WHAT NEEDS TO BE DONE => Your reply must consist of the data below, reproduced character for character.

Start of TASK MATERIAL

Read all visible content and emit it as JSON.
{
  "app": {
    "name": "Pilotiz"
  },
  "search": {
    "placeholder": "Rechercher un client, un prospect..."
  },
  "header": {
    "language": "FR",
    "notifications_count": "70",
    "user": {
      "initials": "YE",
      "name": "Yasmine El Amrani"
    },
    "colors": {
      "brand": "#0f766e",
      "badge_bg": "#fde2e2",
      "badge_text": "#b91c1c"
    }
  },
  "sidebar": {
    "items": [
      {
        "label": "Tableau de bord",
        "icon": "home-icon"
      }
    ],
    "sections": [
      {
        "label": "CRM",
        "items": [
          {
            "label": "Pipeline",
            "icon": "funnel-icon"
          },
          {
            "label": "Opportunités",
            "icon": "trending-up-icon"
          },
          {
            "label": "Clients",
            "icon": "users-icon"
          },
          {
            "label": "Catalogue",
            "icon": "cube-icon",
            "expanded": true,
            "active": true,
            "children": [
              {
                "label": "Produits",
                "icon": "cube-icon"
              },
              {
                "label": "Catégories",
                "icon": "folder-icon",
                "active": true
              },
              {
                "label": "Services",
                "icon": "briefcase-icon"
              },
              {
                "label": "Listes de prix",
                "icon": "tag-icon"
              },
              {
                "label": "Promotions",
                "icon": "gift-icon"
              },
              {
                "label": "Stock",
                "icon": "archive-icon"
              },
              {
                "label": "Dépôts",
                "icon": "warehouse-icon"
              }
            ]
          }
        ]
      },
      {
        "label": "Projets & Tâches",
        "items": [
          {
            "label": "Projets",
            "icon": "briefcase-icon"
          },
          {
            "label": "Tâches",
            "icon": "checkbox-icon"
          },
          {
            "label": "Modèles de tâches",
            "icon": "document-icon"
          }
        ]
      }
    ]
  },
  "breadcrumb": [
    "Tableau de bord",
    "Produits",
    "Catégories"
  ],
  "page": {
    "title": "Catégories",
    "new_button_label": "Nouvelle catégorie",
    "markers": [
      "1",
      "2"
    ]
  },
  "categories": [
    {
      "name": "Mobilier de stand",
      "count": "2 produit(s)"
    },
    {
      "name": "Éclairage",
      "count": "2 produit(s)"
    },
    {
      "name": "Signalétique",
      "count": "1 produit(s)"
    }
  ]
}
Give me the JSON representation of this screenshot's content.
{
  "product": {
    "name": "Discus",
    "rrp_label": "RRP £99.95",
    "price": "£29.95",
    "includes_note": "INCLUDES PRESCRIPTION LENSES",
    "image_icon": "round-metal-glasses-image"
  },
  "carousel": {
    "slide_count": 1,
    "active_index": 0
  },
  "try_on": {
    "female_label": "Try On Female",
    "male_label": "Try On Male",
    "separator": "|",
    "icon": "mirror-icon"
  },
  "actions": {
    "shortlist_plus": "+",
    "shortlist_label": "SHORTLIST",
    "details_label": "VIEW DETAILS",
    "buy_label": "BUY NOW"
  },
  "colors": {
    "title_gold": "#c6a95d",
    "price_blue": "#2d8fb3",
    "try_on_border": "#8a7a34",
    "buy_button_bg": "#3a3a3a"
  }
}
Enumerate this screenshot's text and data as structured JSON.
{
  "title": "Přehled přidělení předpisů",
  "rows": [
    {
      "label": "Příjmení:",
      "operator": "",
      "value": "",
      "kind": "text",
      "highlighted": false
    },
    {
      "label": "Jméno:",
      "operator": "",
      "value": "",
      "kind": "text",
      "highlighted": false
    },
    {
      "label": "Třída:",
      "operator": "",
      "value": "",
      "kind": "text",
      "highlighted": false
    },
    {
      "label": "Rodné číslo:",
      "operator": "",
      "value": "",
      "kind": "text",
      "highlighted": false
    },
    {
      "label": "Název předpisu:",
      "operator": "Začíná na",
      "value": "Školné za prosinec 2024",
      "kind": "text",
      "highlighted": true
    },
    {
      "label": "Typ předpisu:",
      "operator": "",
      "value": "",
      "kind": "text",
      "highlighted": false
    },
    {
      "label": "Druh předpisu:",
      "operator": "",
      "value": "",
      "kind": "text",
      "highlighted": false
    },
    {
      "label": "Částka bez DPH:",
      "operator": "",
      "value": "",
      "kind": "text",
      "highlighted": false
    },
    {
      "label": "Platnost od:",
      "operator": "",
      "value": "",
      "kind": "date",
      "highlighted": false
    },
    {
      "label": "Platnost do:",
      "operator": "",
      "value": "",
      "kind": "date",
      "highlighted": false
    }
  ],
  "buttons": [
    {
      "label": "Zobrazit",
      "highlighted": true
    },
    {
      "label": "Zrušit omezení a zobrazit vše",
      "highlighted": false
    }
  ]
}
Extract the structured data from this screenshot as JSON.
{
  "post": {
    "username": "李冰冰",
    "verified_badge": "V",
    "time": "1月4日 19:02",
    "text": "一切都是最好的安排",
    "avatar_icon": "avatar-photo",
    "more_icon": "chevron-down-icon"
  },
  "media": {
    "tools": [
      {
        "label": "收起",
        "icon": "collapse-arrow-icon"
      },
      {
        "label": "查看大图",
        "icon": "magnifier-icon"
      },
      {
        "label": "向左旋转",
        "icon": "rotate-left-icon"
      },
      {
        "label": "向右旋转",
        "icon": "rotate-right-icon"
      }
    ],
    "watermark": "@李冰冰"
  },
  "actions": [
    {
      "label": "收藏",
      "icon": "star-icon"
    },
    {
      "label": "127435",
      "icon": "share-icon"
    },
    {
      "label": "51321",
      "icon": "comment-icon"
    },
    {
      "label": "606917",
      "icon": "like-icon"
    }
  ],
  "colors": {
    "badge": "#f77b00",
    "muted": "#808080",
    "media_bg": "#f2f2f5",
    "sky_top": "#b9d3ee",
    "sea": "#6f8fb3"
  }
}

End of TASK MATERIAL

ANSWER BOX =>
Read all visible content and emit it as JSON.
{
  "app": {
    "name": "Pilotiz"
  },
  "search": {
    "placeholder": "Rechercher un client, un prospect..."
  },
  "header": {
    "language": "FR",
    "notifications_count": "70",
    "user": {
      "initials": "YE",
      "name": "Yasmine El Amrani"
    },
    "colors": {
      "brand": "#0f766e",
      "badge_bg": "#fde2e2",
      "badge_text": "#b91c1c"
    }
  },
  "sidebar": {
    "items": [
      {
        "label": "Tableau de bord",
        "icon": "home-icon"
      }
    ],
    "sections": [
      {
        "label": "CRM",
        "items": [
          {
            "label": "Pipeline",
            "icon": "funnel-icon"
          },
          {
            "label": "Opportunités",
            "icon": "trending-up-icon"
          },
          {
            "label": "Clients",
            "icon": "users-icon"
          },
          {
            "label": "Catalogue",
            "icon": "cube-icon",
            "expanded": true,
            "active": true,
            "children": [
              {
                "label": "Produits",
                "icon": "cube-icon"
              },
              {
                "label": "Catégories",
                "icon": "folder-icon",
                "active": true
              },
              {
                "label": "Services",
                "icon": "briefcase-icon"
              },
              {
                "label": "Listes de prix",
                "icon": "tag-icon"
              },
              {
                "label": "Promotions",
                "icon": "gift-icon"
              },
              {
                "label": "Stock",
                "icon": "archive-icon"
              },
              {
                "label": "Dépôts",
                "icon": "warehouse-icon"
              }
            ]
          }
        ]
      },
      {
        "label": "Projets & Tâches",
        "items": [
          {
            "label": "Projets",
            "icon": "briefcase-icon"
          },
          {
            "label": "Tâches",
            "icon": "checkbox-icon"
          },
          {
            "label": "Modèles de tâches",
            "icon": "document-icon"
          }
        ]
      }
    ]
  },
  "breadcrumb": [
    "Tableau de bord",
    "Produits",
    "Catégories"
  ],
  "page": {
    "title": "Catégories",
    "new_button_label": "Nouvelle catégorie",
    "markers": [
      "1",
      "2"
    ]
  },
  "categories": [
    {
      "name": "Mobilier de stand",
      "count": "2 produit(s)"
    },
    {
      "name": "Éclairage",
      "count": "2 produit(s)"
    },
    {
      "name": "Signalétique",
      "count": "1 produit(s)"
    }
  ]
}
Give me the JSON representation of this screenshot's content.
{
  "product": {
    "name": "Discus",
    "rrp_label": "RRP £99.95",
    "price": "£29.95",
    "includes_note": "INCLUDES PRESCRIPTION LENSES",
    "image_icon": "round-metal-glasses-image"
  },
  "carousel": {
    "slide_count": 1,
    "active_index": 0
  },
  "try_on": {
    "female_label": "Try On Female",
    "male_label": "Try On Male",
    "separator": "|",
    "icon": "mirror-icon"
  },
  "actions": {
    "shortlist_plus": "+",
    "shortlist_label": "SHORTLIST",
    "details_label": "VIEW DETAILS",
    "buy_label": "BUY NOW"
  },
  "colors": {
    "title_gold": "#c6a95d",
    "price_blue": "#2d8fb3",
    "try_on_border": "#8a7a34",
    "buy_button_bg": "#3a3a3a"
  }
}
Enumerate this screenshot's text and data as structured JSON.
{
  "title": "Přehled přidělení předpisů",
  "rows": [
    {
      "label": "Příjmení:",
      "operator": "",
      "value": "",
      "kind": "text",
      "highlighted": false
    },
    {
      "label": "Jméno:",
      "operator": "",
      "value": "",
      "kind": "text",
      "highlighted": false
    },
    {
      "label": "Třída:",
      "operator": "",
      "value": "",
      "kind": "text",
      "highlighted": false
    },
    {
      "label": "Rodné číslo:",
      "operator": "",
      "value": "",
      "kind": "text",
      "highlighted": false
    },
    {
      "label": "Název předpisu:",
      "operator": "Začíná na",
      "value": "Školné za prosinec 2024",
      "kind": "text",
      "highlighted": true
    },
    {
      "label": "Typ předpisu:",
      "operator": "",
      "value": "",
      "kind": "text",
      "highlighted": false
    },
    {
      "label": "Druh předpisu:",
      "operator": "",
      "value": "",
      "kind": "text",
      "highlighted": false
    },
    {
      "label": "Částka bez DPH:",
      "operator": "",
      "value": "",
      "kind": "text",
      "highlighted": false
    },
    {
      "label": "Platnost od:",
      "operator": "",
      "value": "",
      "kind": "date",
      "highlighted": false
    },
    {
      "label": "Platnost do:",
      "operator": "",
      "value": "",
      "kind": "date",
      "highlighted": false
    }
  ],
  "buttons": [
    {
      "label": "Zobrazit",
      "highlighted": true
    },
    {
      "label": "Zrušit omezení a zobrazit vše",
      "highlighted": false
    }
  ]
}
Extract the structured data from this screenshot as JSON.
{
  "post": {
    "username": "李冰冰",
    "verified_badge": "V",
    "time": "1月4日 19:02",
    "text": "一切都是最好的安排",
    "avatar_icon": "avatar-photo",
    "more_icon": "chevron-down-icon"
  },
  "media": {
    "tools": [
      {
        "label": "收起",
        "icon": "collapse-arrow-icon"
      },
      {
        "label": "查看大图",
        "icon": "magnifier-icon"
      },
      {
        "label": "向左旋转",
        "icon": "rotate-left-icon"
      },
      {
        "label": "向右旋转",
        "icon": "rotate-right-icon"
      }
    ],
    "watermark": "@李冰冰"
  },
  "actions": [
    {
      "label": "收藏",
      "icon": "star-icon"
    },
    {
      "label": "127435",
      "icon": "share-icon"
    },
    {
      "label": "51321",
      "icon": "comment-icon"
    },
    {
      "label": "606917",
      "icon": "like-icon"
    }
  ],
  "colors": {
    "badge": "#f77b00",
    "muted": "#808080",
    "media_bg": "#f2f2f5",
    "sky_top": "#b9d3ee",
    "sea": "#6f8fb3"
  }
}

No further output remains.